Copper theft still climbing

Copper theft continues to escalate, with the value of copper stolen in February estimated at R22,8 million according to a statement by the South African Chamber of Commerce and Industry (Sacci).

- Advertisement -

The loss is 4,1% higher than the R21,9 million recorded in January, and the fifth consecutive month that Sacci’s Copper Theft Barometer has registered a loss greater than R20 million. Global demand for copper, driven by China’s continued investment in housing and infrastructure, was expected to rise by 3,1% this year. China’s demand constitutes 40% of the global total.

If current trends persisted, copper theft looked likely to rise slightly in 2012 said the Sacci statement. Koos Marais, Kwanalu security spokesman, said copper cable theft had a severe effect on agriculture, as it took out telephone lines, irrigation and pump equipment. “We believe most stolen copper is shipped out to China. Until the government bans the export of copper materials it will not stop,” said Marais.

Trade in stolen goods has flourished in a vacuum of inadequate legislation and enforcement, and a thriving black market for aluminium, car parts, electronic goods, copper cabling and jewellery has developed. Sacci said stronger enforcement of illegal activities could cut out a vital conduit for organised syndicates.

- Advertisement -

“Last year there were 72 533 reported incidents of copper cable theft and 10 736 arrests were made,” said Sacci’s statement, adding that sentences passed on guilty offenders have recently become harsher. Dianne Kohler-Barnard, DA MP and spokesperson on police, expressed anger at the slow implementation of the Second Hand Goods Act, passed in 2009. The act replaces the outdated Second Hand Goods Act of 1955, and covers the activities of large metal recyclers.

It also specifically addresses cable theft and its effect on infrastructure in South Africa. “I am furious. We passed the Second Hand Goods Act in February 2009. It was signed off by the president. It has never been implemented because they didn’t bother to draw up regulations for the courts,” said Kohler-Barnard.

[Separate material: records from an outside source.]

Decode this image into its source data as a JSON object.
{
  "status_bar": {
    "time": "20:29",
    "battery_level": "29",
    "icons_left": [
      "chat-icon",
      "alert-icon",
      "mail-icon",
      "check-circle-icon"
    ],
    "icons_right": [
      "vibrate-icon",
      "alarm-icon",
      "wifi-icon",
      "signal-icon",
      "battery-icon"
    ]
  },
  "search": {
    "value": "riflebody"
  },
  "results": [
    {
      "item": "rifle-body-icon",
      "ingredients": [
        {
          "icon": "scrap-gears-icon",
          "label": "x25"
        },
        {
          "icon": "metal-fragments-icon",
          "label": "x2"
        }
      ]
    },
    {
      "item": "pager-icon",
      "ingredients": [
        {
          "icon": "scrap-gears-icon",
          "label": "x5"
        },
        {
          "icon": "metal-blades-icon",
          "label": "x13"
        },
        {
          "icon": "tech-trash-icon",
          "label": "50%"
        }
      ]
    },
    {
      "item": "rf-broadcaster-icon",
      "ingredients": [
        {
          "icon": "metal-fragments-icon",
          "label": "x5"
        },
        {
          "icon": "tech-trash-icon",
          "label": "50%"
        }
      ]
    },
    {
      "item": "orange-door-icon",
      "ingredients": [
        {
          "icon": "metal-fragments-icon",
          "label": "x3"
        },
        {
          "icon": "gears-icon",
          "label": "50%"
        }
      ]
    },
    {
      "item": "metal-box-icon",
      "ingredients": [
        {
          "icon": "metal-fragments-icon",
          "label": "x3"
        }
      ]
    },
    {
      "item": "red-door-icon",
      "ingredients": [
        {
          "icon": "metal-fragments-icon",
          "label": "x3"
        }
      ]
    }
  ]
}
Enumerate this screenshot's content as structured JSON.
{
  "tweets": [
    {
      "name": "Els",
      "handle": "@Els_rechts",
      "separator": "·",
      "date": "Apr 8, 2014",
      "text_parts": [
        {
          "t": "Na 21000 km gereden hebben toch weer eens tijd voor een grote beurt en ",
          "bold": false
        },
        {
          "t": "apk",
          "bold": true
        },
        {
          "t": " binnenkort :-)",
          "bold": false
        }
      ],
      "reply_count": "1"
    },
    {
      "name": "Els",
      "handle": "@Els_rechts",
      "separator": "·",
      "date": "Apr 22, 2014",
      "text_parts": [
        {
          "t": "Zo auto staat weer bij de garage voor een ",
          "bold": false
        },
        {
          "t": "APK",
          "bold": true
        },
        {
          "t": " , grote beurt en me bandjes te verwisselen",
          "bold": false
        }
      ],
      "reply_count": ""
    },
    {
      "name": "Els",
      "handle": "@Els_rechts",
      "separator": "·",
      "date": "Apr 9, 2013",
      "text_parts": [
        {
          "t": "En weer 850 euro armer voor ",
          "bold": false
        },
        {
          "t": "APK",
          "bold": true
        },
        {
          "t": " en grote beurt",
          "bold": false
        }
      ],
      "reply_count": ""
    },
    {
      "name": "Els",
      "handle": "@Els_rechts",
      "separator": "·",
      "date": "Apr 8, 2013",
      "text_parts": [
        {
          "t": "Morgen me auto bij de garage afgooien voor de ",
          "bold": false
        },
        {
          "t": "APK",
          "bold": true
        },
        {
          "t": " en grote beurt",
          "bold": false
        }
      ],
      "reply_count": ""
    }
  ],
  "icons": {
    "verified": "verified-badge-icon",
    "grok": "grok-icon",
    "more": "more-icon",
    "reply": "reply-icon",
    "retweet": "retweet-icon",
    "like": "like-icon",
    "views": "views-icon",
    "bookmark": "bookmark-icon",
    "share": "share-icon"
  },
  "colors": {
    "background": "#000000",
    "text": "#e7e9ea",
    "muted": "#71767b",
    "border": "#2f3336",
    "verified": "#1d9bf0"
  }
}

The regulation of suspicious transactions, and the criminalisation of the possession, acquisition and disposal of controlled metal cable such as copper cable have been regulated by the police. They are currently finalising the outstanding Regulation for Dealers and Recyclers.

The training of designated second-hand goods police officers will be conducted after the promulgation of these regulations.
Police spokesperson Zweli Mnisi said training would be national and ongoing. “We have started training and capacitating officers and detectives so that when we make arrests, we have a higher conviction rate. We don’t yet have the numbers of how many officers have been trained but the process has commenced.”